As a bonus, here’s a video tour of his home, with some reflections from his son and daughter-in-law.
While my cousin and I were in Nashville last week to see the Emancipation Proclamation, we visited a collection I’d managed to miss on all my previous trips to Music City: the Tennessee State Museum’s Military Branch.
Jacket, cap, leg guards, medals, and dog tags belonging to Alvin C. York
Located inside the War Memorial Building near the Capitol, the Military Museum focuses on America’s wars from 1898 through 1945 and Tennesseans’ participation in them. It’s a small facility, but it’s chock full of impressive artifacts. Historical weapons and uniforms make up the bulk of the collection, but you’ll also find models, medals, propaganda posters, the silver service from a battleship, and a jacket worn by Dwight Eisenhower. Some of the items on display are trophies carried home by Tennessee veterans, such as Philippine and Japanese swords and German sidearms.
Although the exhibits give you a pretty general overview of America’s wars, special attention is paid to Tennessee connections. A special highlight is a case devoted to Alvin York containing a uniform jacket, the Congressional Medal of Honor he received for his exceptional exploits of October 8, 1918, and some additional items. (The museum is currently running a temporary exhibit on Sgt. York and the effort to map and excavate the site of his most famous engagement, so this is a great time to visit if you’re interested in WWI’s most famous soldier.)
The exhibits are a little dated, but the items on display more than make up for the lack of bells and whistles.

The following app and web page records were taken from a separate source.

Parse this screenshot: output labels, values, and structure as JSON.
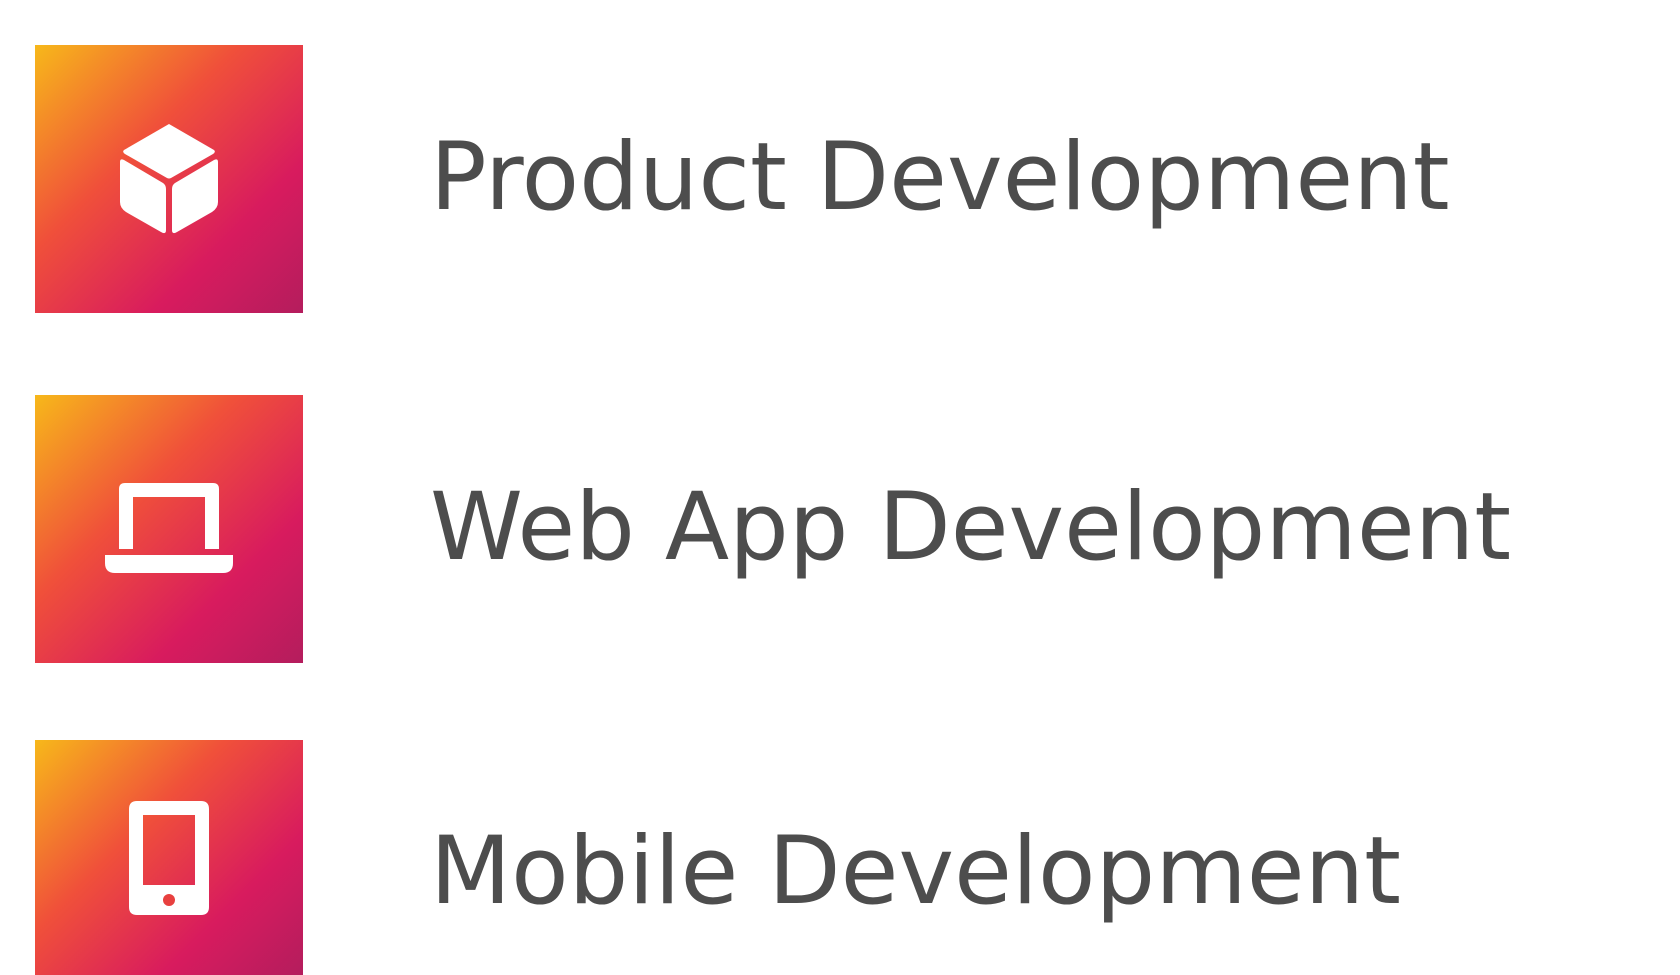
{
  "services": [
    {
      "label": "Product Development",
      "icon": "cube-icon"
    },
    {
      "label": "Web App Development",
      "icon": "laptop-icon"
    },
    {
      "label": "Mobile Development",
      "icon": "mobile-phone-icon"
    }
  ],
  "colors": {
    "gradient_start": "#f7b81a",
    "gradient_mid": "#f0503a",
    "gradient_end": "#c2185b",
    "text": "#4d4d4d",
    "icon": "#ffffff"
  }
}
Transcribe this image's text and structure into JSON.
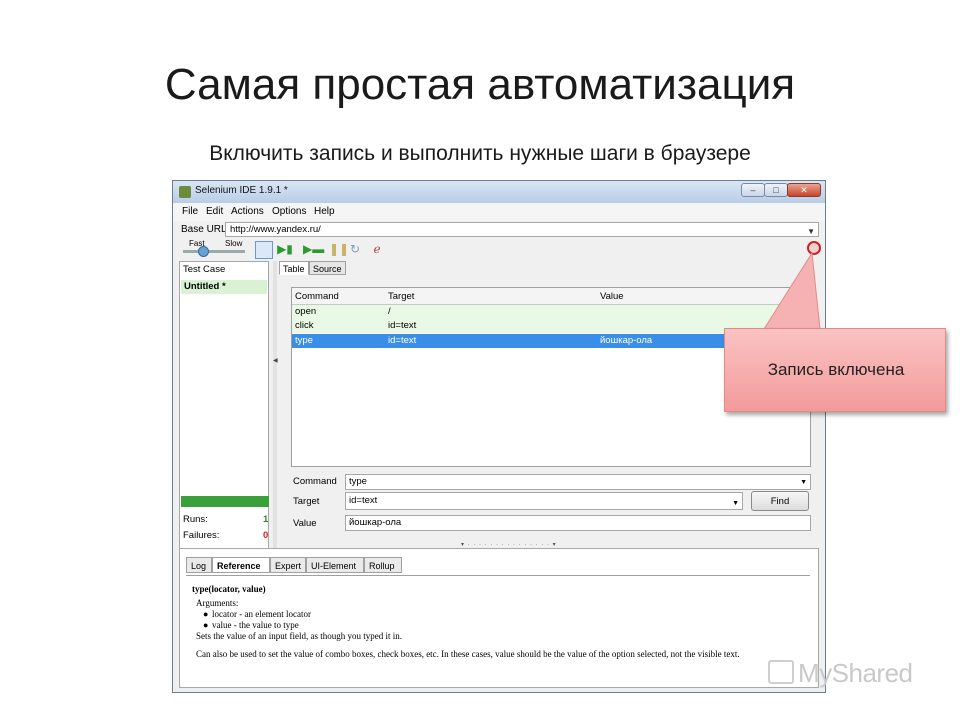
{
  "slide": {
    "title": "Самая простая автоматизация",
    "subtitle": "Включить запись и выполнить нужные шаги в браузере"
  },
  "window": {
    "title": "Selenium IDE 1.9.1 *",
    "min_glyph": "–",
    "max_glyph": "□",
    "close_glyph": "✕"
  },
  "menu": [
    "File",
    "Edit",
    "Actions",
    "Options",
    "Help"
  ],
  "base_url": {
    "label": "Base URL",
    "value": "http://www.yandex.ru/"
  },
  "speed": {
    "fast": "Fast",
    "slow": "Slow"
  },
  "test_cases": {
    "header": "Test Case",
    "items": [
      "Untitled *"
    ]
  },
  "stats": {
    "runs_label": "Runs:",
    "runs": "1",
    "failures_label": "Failures:",
    "failures": "0",
    "progress": 1.0
  },
  "editor_tabs": [
    "Table",
    "Source"
  ],
  "table": {
    "headers": [
      "Command",
      "Target",
      "Value"
    ],
    "rows": [
      [
        "open",
        "/",
        ""
      ],
      [
        "click",
        "id=text",
        ""
      ],
      [
        "type",
        "id=text",
        "йошкар-ола"
      ]
    ]
  },
  "fields": {
    "command_label": "Command",
    "command": "type",
    "target_label": "Target",
    "target": "id=text",
    "value_label": "Value",
    "value": "йошкар-ола",
    "find": "Find"
  },
  "bottom_tabs": [
    "Log",
    "Reference",
    "Expert",
    "UI-Element",
    "Rollup"
  ],
  "reference": {
    "signature": "type(locator, value)",
    "arguments": "Arguments:",
    "arg1": "locator - an element locator",
    "arg2": "value - the value to type",
    "desc1": "Sets the value of an input field, as though you typed it in.",
    "desc2": "Can also be used to set the value of combo boxes, check boxes, etc. In these cases, value should be the value of the option selected, not the visible text."
  },
  "callout": {
    "text": "Запись включена"
  },
  "watermark": "MyShared",
  "colors": {
    "record": "#cc2222",
    "callout": "#f4a8a8",
    "selected_row": "#3b8ee8",
    "executed_row": "#eaf9e6"
  }
}
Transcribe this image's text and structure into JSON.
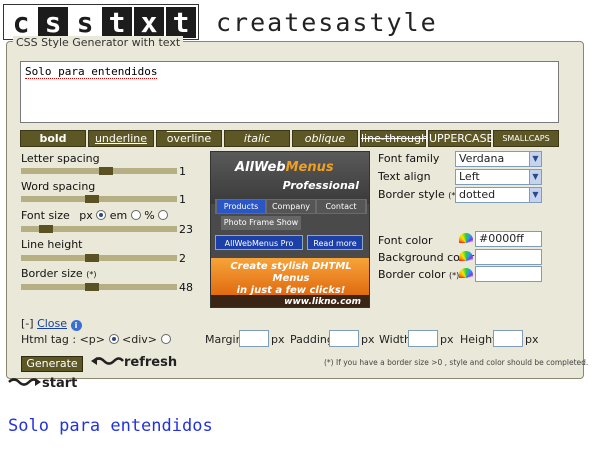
{
  "header": {
    "logo_letters": [
      "c",
      "s",
      "s",
      "t",
      "x",
      "t"
    ],
    "tagline": "createsastyle"
  },
  "panel": {
    "legend": "CSS Style Generator with text",
    "text_value": "Solo para entendidos"
  },
  "style_buttons": [
    "bold",
    "underline",
    "overline",
    "italic",
    "oblique",
    "line-through",
    "UPPERCASE",
    "SMALLCAPS"
  ],
  "sliders": {
    "letter_spacing": {
      "label": "Letter spacing",
      "value": "1",
      "fraction": 0.55
    },
    "word_spacing": {
      "label": "Word spacing",
      "value": "1",
      "fraction": 0.45
    },
    "font_size": {
      "label": "Font size",
      "unit_label": "px",
      "em_label": "em",
      "pct_label": "%",
      "value": "23",
      "fraction": 0.13
    },
    "line_height": {
      "label": "Line height",
      "value": "2",
      "fraction": 0.45
    },
    "border_size": {
      "label": "Border size",
      "note": "(*)",
      "value": "48",
      "fraction": 0.45
    }
  },
  "ad": {
    "brand_part1": "AllWeb",
    "brand_part2": "Menus",
    "edition": "Professional",
    "tabs": [
      "Products",
      "Company",
      "Contact"
    ],
    "sub_item": "Photo Frame Show",
    "btn_primary": "AllWebMenus Pro",
    "btn_more": "Read more",
    "slogan_1": "Create stylish DHTML Menus",
    "slogan_2": "in just a few clicks!",
    "url": "www.likno.com"
  },
  "right": {
    "font_family": {
      "label": "Font family",
      "value": "Verdana"
    },
    "text_align": {
      "label": "Text align",
      "value": "Left"
    },
    "border_style": {
      "label": "Border style",
      "note": "(*)",
      "value": "dotted"
    },
    "font_color": {
      "label": "Font color",
      "value": "#0000ff"
    },
    "background_color": {
      "label": "Background color",
      "value": ""
    },
    "border_color": {
      "label": "Border color",
      "note": "(*)",
      "value": ""
    }
  },
  "bottom": {
    "close_prefix": "[-]",
    "close_label": "Close",
    "info": "i",
    "html_tag_label": "Html tag :",
    "tag_p": "<p>",
    "tag_div": "<div>",
    "margin_label": "Margin",
    "padding_label": "Padding",
    "width_label": "Width",
    "height_label": "Height",
    "px": "px",
    "generate_label": "Generate",
    "refresh_label": "refresh",
    "start_label": "start",
    "note": "(*) If you have a border size >0 , style and color should be completed."
  },
  "output_text": "Solo para entendidos"
}
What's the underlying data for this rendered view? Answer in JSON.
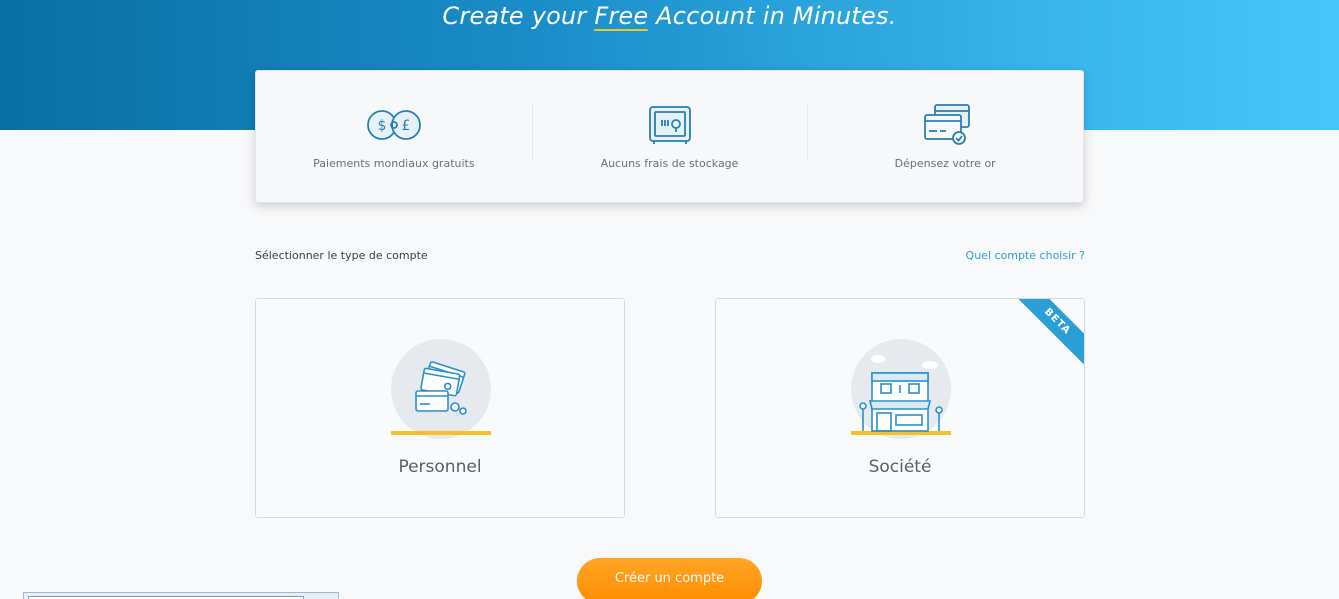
{
  "hero": {
    "title_pre": "Create your ",
    "title_free": "Free",
    "title_post": " Account in Minutes",
    "title_dot": "."
  },
  "features": [
    {
      "icon": "currency-exchange-icon",
      "label": "Paiements mondiaux gratuits"
    },
    {
      "icon": "safe-icon",
      "label": "Aucuns frais de stockage"
    },
    {
      "icon": "credit-cards-icon",
      "label": "Dépensez votre or"
    }
  ],
  "account_section": {
    "select_label": "Sélectionner le type de compte",
    "help_link": "Quel compte choisir ?"
  },
  "accounts": {
    "personal": {
      "label": "Personnel",
      "icon": "cards-illustration-icon"
    },
    "company": {
      "label": "Société",
      "icon": "storefront-illustration-icon",
      "badge": "BETA"
    }
  },
  "cta": {
    "label": "Créer un compte"
  },
  "colors": {
    "accent": "#2a9fd6",
    "cta": "#ff9900",
    "highlight": "#f5c518",
    "hero_start": "#0a6fa3",
    "hero_end": "#47c6fa"
  }
}
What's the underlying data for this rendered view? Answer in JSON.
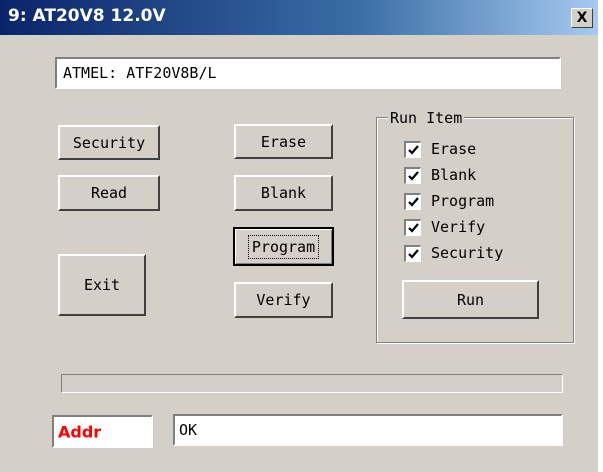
{
  "window": {
    "title": "9: AT20V8 12.0V",
    "close_label": "X"
  },
  "device_field": {
    "value": "ATMEL: ATF20V8B/L"
  },
  "buttons": {
    "security": "Security",
    "read": "Read",
    "exit": "Exit",
    "erase": "Erase",
    "blank": "Blank",
    "program": "Program",
    "verify": "Verify",
    "run": "Run"
  },
  "run_item": {
    "legend": "Run Item",
    "items": [
      {
        "label": "Erase",
        "checked": true
      },
      {
        "label": "Blank",
        "checked": true
      },
      {
        "label": "Program",
        "checked": true
      },
      {
        "label": "Verify",
        "checked": true
      },
      {
        "label": "Security",
        "checked": true
      }
    ]
  },
  "progress": {
    "value": 0
  },
  "status": {
    "addr_label": "Addr",
    "message": "OK"
  },
  "colors": {
    "title_bar": "#0a246a",
    "addr_text": "#ff0000",
    "face": "#d4d0c8"
  }
}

Give yourself about an hour and a half to tour the museum; hardcore weapon and military buffs will probably need additional time to take it all in.
…from the Museum of Appalachia near Norris, TN. They’ve had a small Sgt. York exhibit for some time now, but it’s nice to hear that it’s getting an update.
If you can’t make the special event on Sunday, try to budget some time to visit the museum when you’re passing through East Tennessee. It’s got a fine collection of original buildings and artifacts.
While I’m making recommendations, let me encourage anybody interested in Alvin York and the movie based on his exploits to read Michael Birdwell’s Celluloid Soldiers.